(Beginning of TASK INPUT)

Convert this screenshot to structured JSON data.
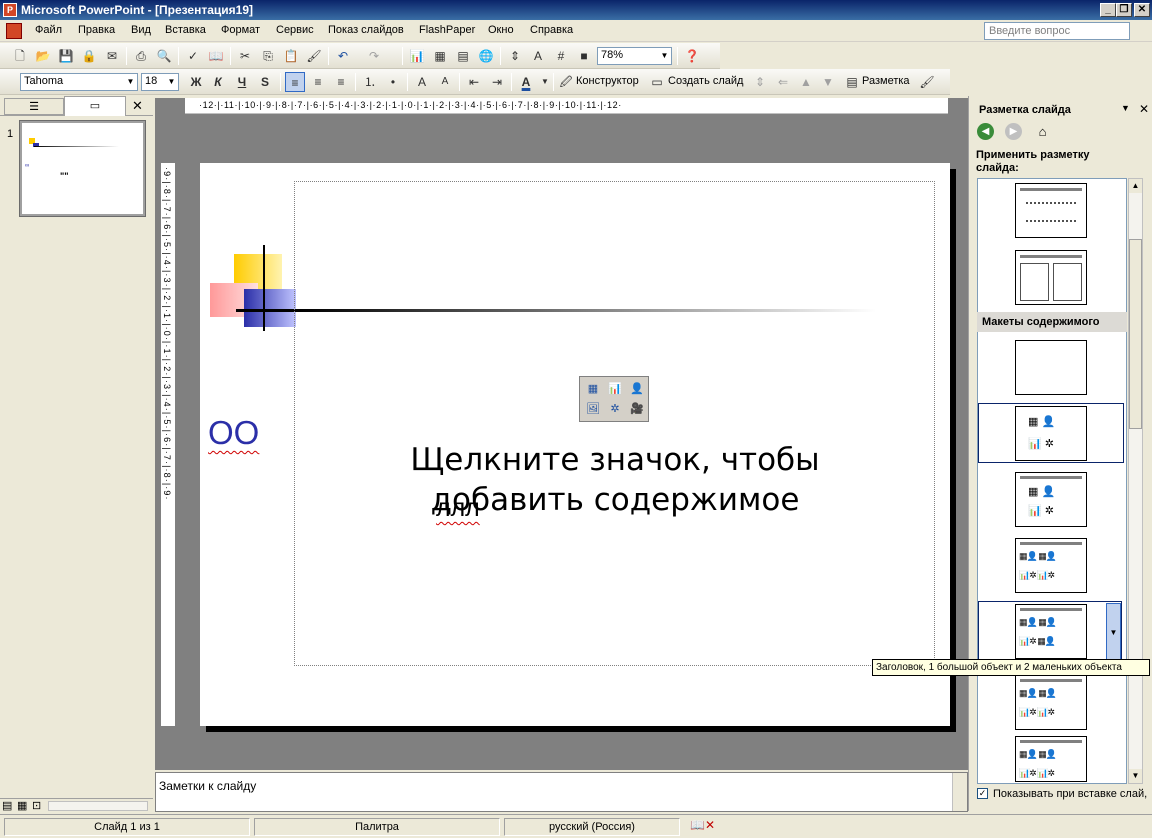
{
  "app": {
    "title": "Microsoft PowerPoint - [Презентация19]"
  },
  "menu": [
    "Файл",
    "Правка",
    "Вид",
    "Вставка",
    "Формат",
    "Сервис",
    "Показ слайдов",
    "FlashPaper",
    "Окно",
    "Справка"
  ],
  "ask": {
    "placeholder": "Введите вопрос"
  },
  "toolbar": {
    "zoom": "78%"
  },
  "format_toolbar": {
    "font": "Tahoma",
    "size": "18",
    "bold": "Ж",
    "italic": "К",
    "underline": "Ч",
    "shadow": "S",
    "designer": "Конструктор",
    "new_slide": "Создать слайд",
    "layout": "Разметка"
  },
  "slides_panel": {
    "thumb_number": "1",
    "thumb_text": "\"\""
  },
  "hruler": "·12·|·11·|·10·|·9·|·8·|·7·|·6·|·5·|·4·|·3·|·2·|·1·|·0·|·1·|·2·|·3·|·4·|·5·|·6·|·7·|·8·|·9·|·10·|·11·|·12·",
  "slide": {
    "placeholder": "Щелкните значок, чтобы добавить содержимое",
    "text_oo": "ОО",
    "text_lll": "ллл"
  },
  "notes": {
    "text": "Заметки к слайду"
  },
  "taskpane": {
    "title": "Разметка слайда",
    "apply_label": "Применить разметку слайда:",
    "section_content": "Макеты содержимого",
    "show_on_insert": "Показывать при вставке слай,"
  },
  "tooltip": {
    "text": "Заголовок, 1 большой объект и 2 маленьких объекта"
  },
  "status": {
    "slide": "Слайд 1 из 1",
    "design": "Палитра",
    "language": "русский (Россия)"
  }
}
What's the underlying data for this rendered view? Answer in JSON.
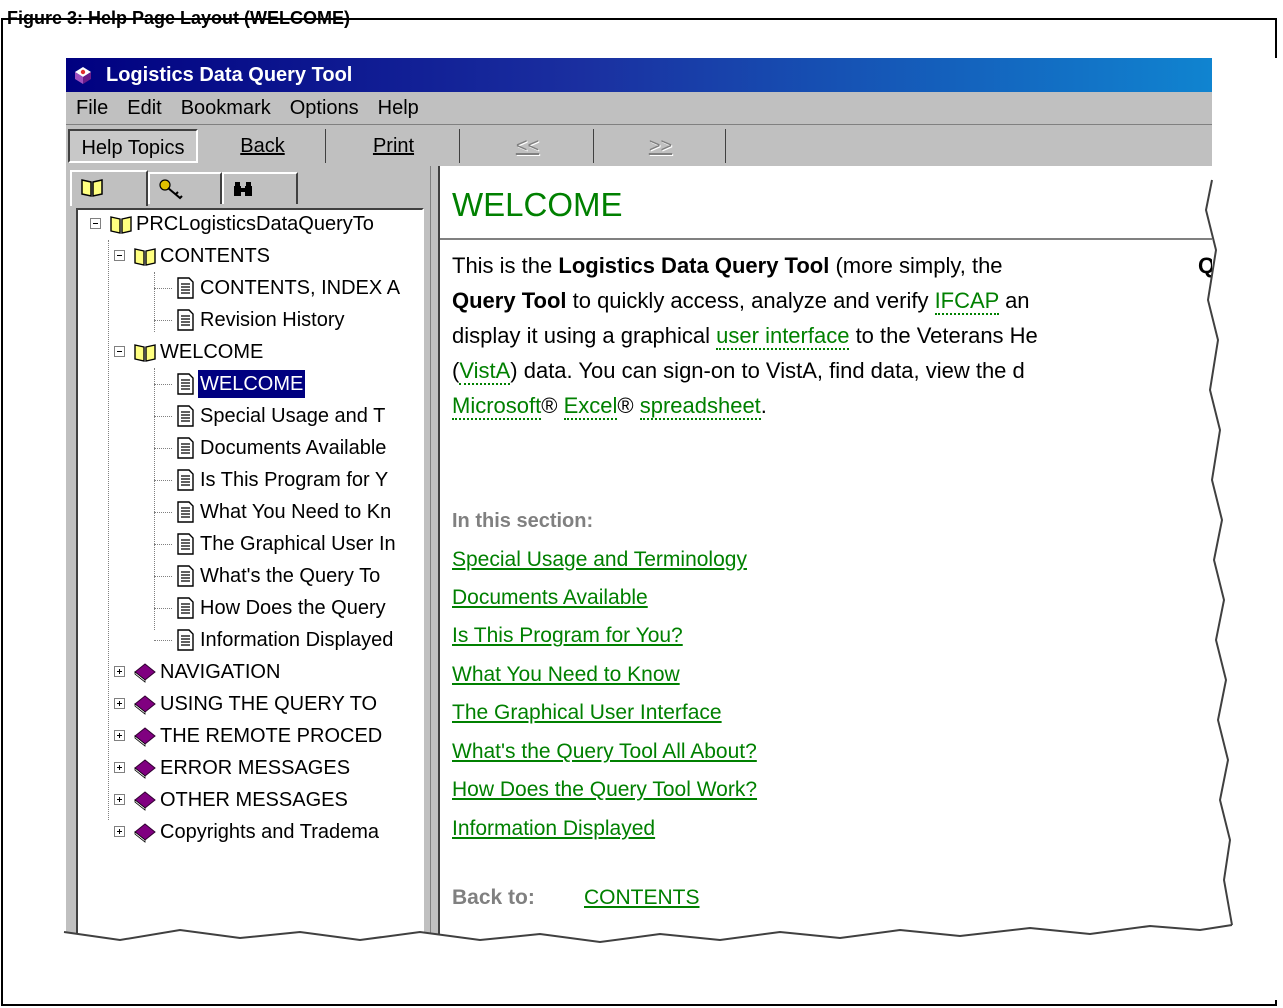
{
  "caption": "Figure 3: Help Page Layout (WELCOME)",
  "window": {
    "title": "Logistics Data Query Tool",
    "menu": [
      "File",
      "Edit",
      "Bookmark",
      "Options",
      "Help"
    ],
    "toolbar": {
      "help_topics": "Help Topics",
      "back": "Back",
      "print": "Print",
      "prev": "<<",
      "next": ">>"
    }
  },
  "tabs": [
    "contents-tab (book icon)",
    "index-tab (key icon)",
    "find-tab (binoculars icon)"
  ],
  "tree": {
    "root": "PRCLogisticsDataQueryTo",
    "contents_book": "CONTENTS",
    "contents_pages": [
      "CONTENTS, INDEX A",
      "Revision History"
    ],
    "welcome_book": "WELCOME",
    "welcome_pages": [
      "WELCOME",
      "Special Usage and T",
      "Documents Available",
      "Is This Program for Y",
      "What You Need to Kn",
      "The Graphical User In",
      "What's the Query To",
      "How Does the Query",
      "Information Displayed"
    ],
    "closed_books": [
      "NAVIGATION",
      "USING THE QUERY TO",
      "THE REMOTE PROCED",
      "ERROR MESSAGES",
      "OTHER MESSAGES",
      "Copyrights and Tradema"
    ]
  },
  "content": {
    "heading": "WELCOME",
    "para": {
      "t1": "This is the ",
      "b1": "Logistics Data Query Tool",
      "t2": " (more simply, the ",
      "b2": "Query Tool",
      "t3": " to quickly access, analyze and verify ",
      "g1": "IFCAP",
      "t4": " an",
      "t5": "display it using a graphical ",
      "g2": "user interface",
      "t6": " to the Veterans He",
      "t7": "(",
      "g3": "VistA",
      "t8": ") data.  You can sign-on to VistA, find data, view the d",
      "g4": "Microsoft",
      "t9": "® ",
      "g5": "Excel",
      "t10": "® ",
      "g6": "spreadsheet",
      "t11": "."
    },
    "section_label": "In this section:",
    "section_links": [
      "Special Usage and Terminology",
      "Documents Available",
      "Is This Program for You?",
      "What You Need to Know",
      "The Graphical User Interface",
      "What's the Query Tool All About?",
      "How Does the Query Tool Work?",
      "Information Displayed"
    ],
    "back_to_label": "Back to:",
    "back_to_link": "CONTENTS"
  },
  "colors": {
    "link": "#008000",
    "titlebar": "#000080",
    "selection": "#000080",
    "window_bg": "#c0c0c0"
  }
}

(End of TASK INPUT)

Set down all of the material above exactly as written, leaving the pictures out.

Convert this screenshot to structured JSON data.
{
  "app": {
    "title": "Microsoft PowerPoint - [Презентация19]"
  },
  "menu": [
    "Файл",
    "Правка",
    "Вид",
    "Вставка",
    "Формат",
    "Сервис",
    "Показ слайдов",
    "FlashPaper",
    "Окно",
    "Справка"
  ],
  "ask": {
    "placeholder": "Введите вопрос"
  },
  "toolbar": {
    "zoom": "78%"
  },
  "format_toolbar": {
    "font": "Tahoma",
    "size": "18",
    "bold": "Ж",
    "italic": "К",
    "underline": "Ч",
    "shadow": "S",
    "designer": "Конструктор",
    "new_slide": "Создать слайд",
    "layout": "Разметка"
  },
  "slides_panel": {
    "thumb_number": "1",
    "thumb_text": "\"\""
  },
  "hruler": "·12·|·11·|·10·|·9·|·8·|·7·|·6·|·5·|·4·|·3·|·2·|·1·|·0·|·1·|·2·|·3·|·4·|·5·|·6·|·7·|·8·|·9·|·10·|·11·|·12·",
  "slide": {
    "placeholder": "Щелкните значок, чтобы добавить содержимое",
    "text_oo": "ОО",
    "text_lll": "ллл"
  },
  "notes": {
    "text": "Заметки к слайду"
  },
  "taskpane": {
    "title": "Разметка слайда",
    "apply_label": "Применить разметку слайда:",
    "section_content": "Макеты содержимого",
    "show_on_insert": "Показывать при вставке слай,"
  },
  "tooltip": {
    "text": "Заголовок, 1 большой объект и 2 маленьких объекта"
  },
  "status": {
    "slide": "Слайд 1 из 1",
    "design": "Палитра",
    "language": "русский (Россия)"
  }
}
What's the underlying data for this rendered view? Answer in JSON.
{
  "caption": "Figure 3: Help Page Layout (WELCOME)",
  "window": {
    "title": "Logistics Data Query Tool",
    "menu": [
      "File",
      "Edit",
      "Bookmark",
      "Options",
      "Help"
    ],
    "toolbar": {
      "help_topics": "Help Topics",
      "back": "Back",
      "print": "Print",
      "prev": "<<",
      "next": ">>"
    }
  },
  "tabs": [
    "contents-tab (book icon)",
    "index-tab (key icon)",
    "find-tab (binoculars icon)"
  ],
  "tree": {
    "root": "PRCLogisticsDataQueryTo",
    "contents_book": "CONTENTS",
    "contents_pages": [
      "CONTENTS, INDEX A",
      "Revision History"
    ],
    "welcome_book": "WELCOME",
    "welcome_pages": [
      "WELCOME",
      "Special Usage and T",
      "Documents Available",
      "Is This Program for Y",
      "What You Need to Kn",
      "The Graphical User In",
      "What's the Query To",
      "How Does the Query",
      "Information Displayed"
    ],
    "closed_books": [
      "NAVIGATION",
      "USING THE QUERY TO",
      "THE REMOTE PROCED",
      "ERROR MESSAGES",
      "OTHER MESSAGES",
      "Copyrights and Tradema"
    ]
  },
  "content": {
    "heading": "WELCOME",
    "para": {
      "t1": "This is the ",
      "b1": "Logistics Data Query Tool",
      "t2": " (more simply, the ",
      "b2": "Query Tool",
      "t3": " to quickly access, analyze and verify ",
      "g1": "IFCAP",
      "t4": " an",
      "t5": "display it using a graphical ",
      "g2": "user interface",
      "t6": " to the Veterans He",
      "t7": "(",
      "g3": "VistA",
      "t8": ") data.  You can sign-on to VistA, find data, view the d",
      "g4": "Microsoft",
      "t9": "® ",
      "g5": "Excel",
      "t10": "® ",
      "g6": "spreadsheet",
      "t11": "."
    },
    "section_label": "In this section:",
    "section_links": [
      "Special Usage and Terminology",
      "Documents Available",
      "Is This Program for You?",
      "What You Need to Know",
      "The Graphical User Interface",
      "What's the Query Tool All About?",
      "How Does the Query Tool Work?",
      "Information Displayed"
    ],
    "back_to_label": "Back to:",
    "back_to_link": "CONTENTS"
  },
  "colors": {
    "link": "#008000",
    "titlebar": "#000080",
    "selection": "#000080",
    "window_bg": "#c0c0c0"
  }
}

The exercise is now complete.